The Legislative Branch

Established by Article I of the Constitution, the Legislative Branch consists of the House of Representatives and the Senate, which together form the United States Congress.  The Constitution grants Congress the sole authority to enact legislation and declare war, the right to confirm or reject many Presidential appointments, and substantial investigative powers.

Only after much debate did the Founding Fathers agree on the creation of the House of Representatives and the Senate.  A major issue was how representation in the legislative body would be determined.  Delegates to the Constitutional Convention from larger and more populated states argued for the Virginia Plan that called for congressional representation should be based on a state's population.  Fearing domination, delegates from smaller states were just as adamant for equal representation and supported the New Jersey Plan.  Roger Sherman, a delegate from Connecticut, proposed the bicameral legislature.  The Great Compromise, among other provisions, resulted in the creation of two houses, with representation based on population in one and with equal representation in the other.
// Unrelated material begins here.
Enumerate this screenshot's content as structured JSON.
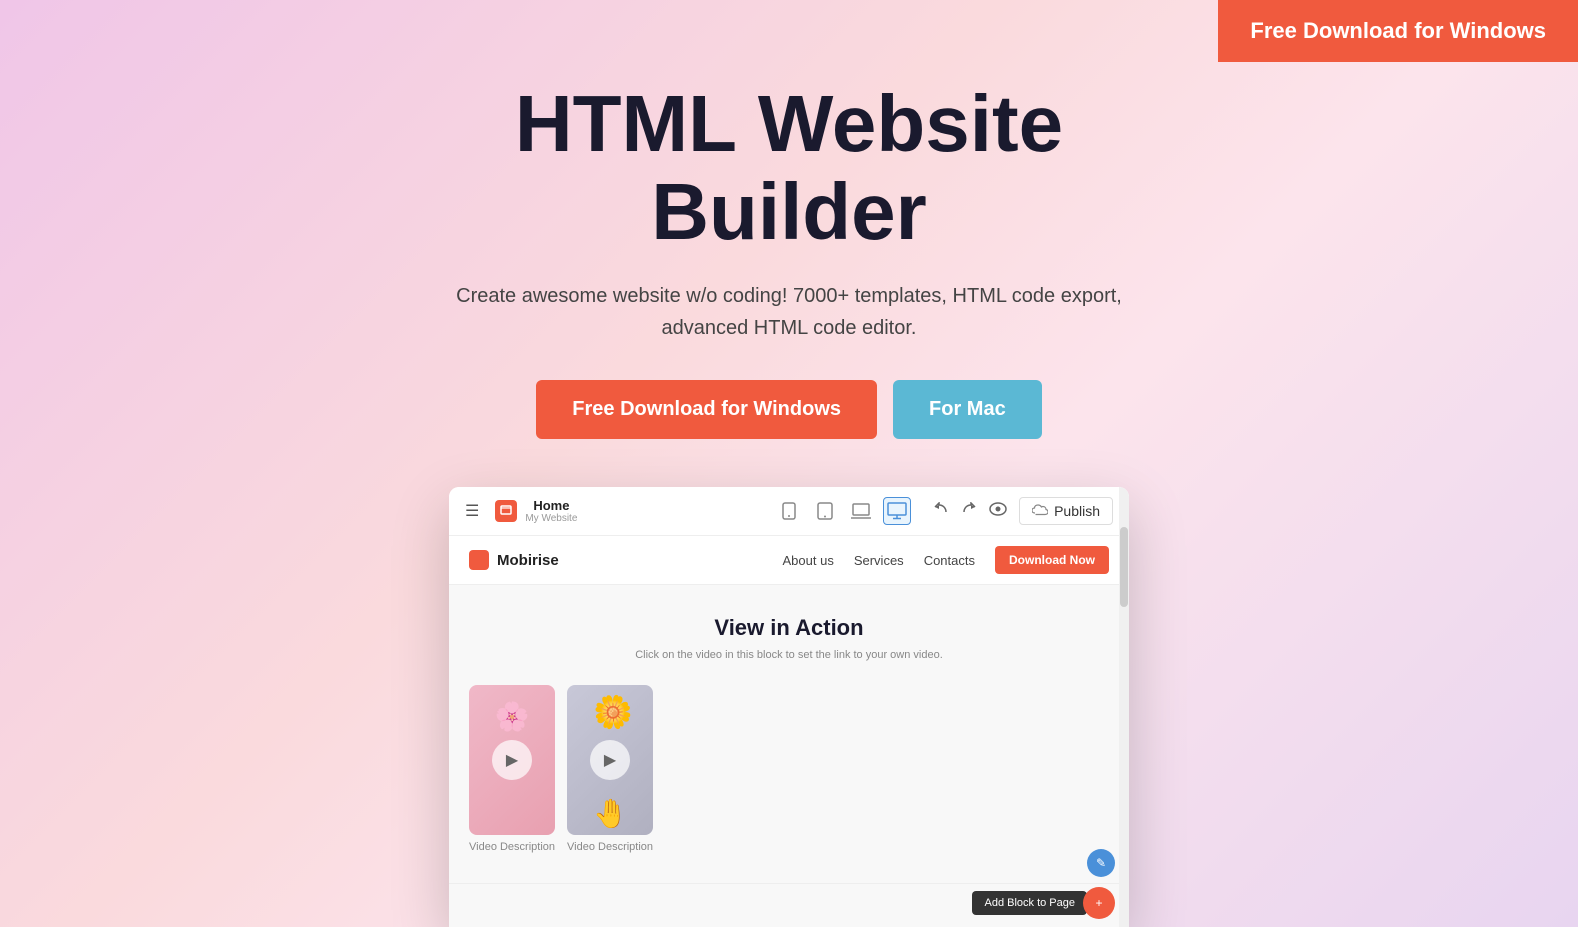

Every two years, voters get to choose all 435 representatives and a third of the senators.  The entire House membership faces re-election every two years, but the Senate is a continuing body because there is never an entirely new Senate.  A new Congress begins in January following Congressional elections.  Since the First Congress, which met from 1789 to 1791, all Congresses have been numbered in order.  Congress meets once every year and usually lasts from January 3rd to July 31st, but in special cases, a session can last longer.

In order to pass legislation and send it to the President for his signature, both the House and the Senate must pass the same bill by majority vote.  If the President vetoes a bill, they may override his veto by passing the bill again in each chamber with at least two-thirds of each body voting in favor.

For the most part, the House and Senate each meet in their respective chamber in the U.S. Capitol in Washington, D.C.; however, on rare occasions, they will convene for a joint session of Congress in the House chamber.  For example, a joint session will be called to count electoral votes for presidential elections.